The taste profile of a Rhône blend will vary according to its individual components, as each variety brings something different to the glass. Grenache, which often forms the base of these blends, is the lightest in color but contributes plenty of ripe red fruit, a plush texture, and often high levels of alcohol. Syrah supplies darker fruit flavors, along with savory, spicy, and meaty notes. Mourvèdre is responsible for a floral perfume as well as body, tannin, and a healthy dose of color. New World examples will lie further along the fruit-forward end of the spectrum, while those from the Old World taste and smell much earthier, often with a “barnyard” character that is attractive to many fans of these wines.

Perfect Pairings

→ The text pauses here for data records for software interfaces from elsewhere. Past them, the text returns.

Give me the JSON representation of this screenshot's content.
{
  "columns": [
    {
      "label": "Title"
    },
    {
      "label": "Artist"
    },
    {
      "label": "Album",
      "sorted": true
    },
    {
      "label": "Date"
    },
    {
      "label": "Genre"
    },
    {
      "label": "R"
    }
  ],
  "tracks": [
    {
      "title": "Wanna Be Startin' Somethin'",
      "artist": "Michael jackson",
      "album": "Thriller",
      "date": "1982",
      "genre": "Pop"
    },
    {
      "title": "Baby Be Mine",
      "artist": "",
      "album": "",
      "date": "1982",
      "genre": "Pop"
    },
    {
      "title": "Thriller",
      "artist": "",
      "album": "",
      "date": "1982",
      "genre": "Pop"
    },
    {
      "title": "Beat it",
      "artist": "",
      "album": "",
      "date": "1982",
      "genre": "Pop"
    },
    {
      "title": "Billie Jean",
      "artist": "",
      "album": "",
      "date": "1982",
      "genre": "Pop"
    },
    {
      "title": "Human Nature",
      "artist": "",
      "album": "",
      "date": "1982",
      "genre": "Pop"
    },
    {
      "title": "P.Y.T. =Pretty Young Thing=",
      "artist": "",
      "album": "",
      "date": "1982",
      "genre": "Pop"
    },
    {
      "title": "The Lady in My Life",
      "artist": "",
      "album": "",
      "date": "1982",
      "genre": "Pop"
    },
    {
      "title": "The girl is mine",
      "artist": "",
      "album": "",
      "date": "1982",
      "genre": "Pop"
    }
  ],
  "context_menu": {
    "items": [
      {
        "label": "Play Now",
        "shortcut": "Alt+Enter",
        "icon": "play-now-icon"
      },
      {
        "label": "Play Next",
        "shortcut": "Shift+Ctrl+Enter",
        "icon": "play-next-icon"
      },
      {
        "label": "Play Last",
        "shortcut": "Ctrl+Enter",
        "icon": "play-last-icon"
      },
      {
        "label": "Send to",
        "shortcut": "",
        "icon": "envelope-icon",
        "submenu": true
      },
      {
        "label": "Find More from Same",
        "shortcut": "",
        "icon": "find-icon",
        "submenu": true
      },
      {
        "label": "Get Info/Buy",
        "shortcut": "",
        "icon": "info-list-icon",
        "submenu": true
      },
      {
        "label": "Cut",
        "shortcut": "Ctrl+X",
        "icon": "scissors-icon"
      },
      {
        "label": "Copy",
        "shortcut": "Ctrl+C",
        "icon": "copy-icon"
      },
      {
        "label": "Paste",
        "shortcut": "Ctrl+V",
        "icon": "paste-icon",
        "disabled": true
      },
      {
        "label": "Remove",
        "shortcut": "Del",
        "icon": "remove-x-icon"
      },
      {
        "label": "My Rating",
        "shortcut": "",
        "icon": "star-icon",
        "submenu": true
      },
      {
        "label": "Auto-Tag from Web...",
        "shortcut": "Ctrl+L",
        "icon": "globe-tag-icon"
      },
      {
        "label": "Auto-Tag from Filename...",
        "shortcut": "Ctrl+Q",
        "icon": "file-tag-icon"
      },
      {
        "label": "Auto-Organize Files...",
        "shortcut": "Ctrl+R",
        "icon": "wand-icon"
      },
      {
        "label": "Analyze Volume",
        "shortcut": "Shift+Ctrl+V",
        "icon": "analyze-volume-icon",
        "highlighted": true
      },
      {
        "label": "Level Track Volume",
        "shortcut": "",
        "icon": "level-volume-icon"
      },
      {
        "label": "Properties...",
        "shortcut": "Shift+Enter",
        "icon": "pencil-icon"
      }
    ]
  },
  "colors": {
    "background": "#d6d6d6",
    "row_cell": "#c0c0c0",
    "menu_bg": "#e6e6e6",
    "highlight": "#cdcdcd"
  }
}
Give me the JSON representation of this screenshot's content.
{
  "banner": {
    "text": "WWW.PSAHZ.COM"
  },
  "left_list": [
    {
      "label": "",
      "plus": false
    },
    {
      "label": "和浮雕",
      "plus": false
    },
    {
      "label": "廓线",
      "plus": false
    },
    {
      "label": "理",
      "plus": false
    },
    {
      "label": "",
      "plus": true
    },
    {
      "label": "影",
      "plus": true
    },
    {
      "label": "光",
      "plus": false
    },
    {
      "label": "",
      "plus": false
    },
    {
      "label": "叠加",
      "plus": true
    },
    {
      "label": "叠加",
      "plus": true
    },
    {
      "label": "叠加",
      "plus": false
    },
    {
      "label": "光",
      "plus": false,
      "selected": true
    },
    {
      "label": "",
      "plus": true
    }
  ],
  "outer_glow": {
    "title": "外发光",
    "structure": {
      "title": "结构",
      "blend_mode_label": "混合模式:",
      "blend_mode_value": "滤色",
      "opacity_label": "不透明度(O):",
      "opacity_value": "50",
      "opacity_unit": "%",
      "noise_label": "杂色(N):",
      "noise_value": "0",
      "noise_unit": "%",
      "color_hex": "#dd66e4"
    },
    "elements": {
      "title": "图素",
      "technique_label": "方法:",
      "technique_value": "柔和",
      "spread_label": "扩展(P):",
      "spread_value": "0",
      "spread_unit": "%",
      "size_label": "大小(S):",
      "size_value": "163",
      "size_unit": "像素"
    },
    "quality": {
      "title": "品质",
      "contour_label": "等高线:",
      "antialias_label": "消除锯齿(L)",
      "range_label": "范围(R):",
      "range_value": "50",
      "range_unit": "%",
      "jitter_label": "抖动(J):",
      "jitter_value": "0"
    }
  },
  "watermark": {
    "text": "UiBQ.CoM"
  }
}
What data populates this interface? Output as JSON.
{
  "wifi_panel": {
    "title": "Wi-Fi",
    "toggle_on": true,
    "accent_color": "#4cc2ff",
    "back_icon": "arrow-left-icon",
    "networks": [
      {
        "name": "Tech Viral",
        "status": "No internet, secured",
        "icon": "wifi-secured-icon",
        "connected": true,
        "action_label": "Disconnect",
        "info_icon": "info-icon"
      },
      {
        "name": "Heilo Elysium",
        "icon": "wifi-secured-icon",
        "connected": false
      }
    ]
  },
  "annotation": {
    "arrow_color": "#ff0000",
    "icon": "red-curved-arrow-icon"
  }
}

Rhône red blends typically make for very food-friendly wines. Depending on the weight and alcohol level, these can work with a wide variety of meat-based dishes—they play equally well with beef, pork, duck, lamb, or game. With their high acidity, these wines are best-matched with salty or fatty foods, and can handle the acidity of tomato sauce in pizza or pasta. Braised beef cheeks, grilled lamb sausages, or roasted squab are all fine pairings.

Sommelier Secret

Some regions like to put their own local spin on the Rhône red blend—for example, in Australia’s Barossa Valley, Shiraz is commonly blended with Cabernet Sauvignon to add structure, tannin, and a long finish. Grenache-based blends from Priorat often include Carignan (known locally as Cariñena) and Syrah, but also international varieties like Merlot and Cabernet Sauvignon. In California, anything goes, and it is not uncommon to see Petite Sirah, Zinfandel, or even Tempranillo make an appearance.

YNG324829_2011 Item# 137916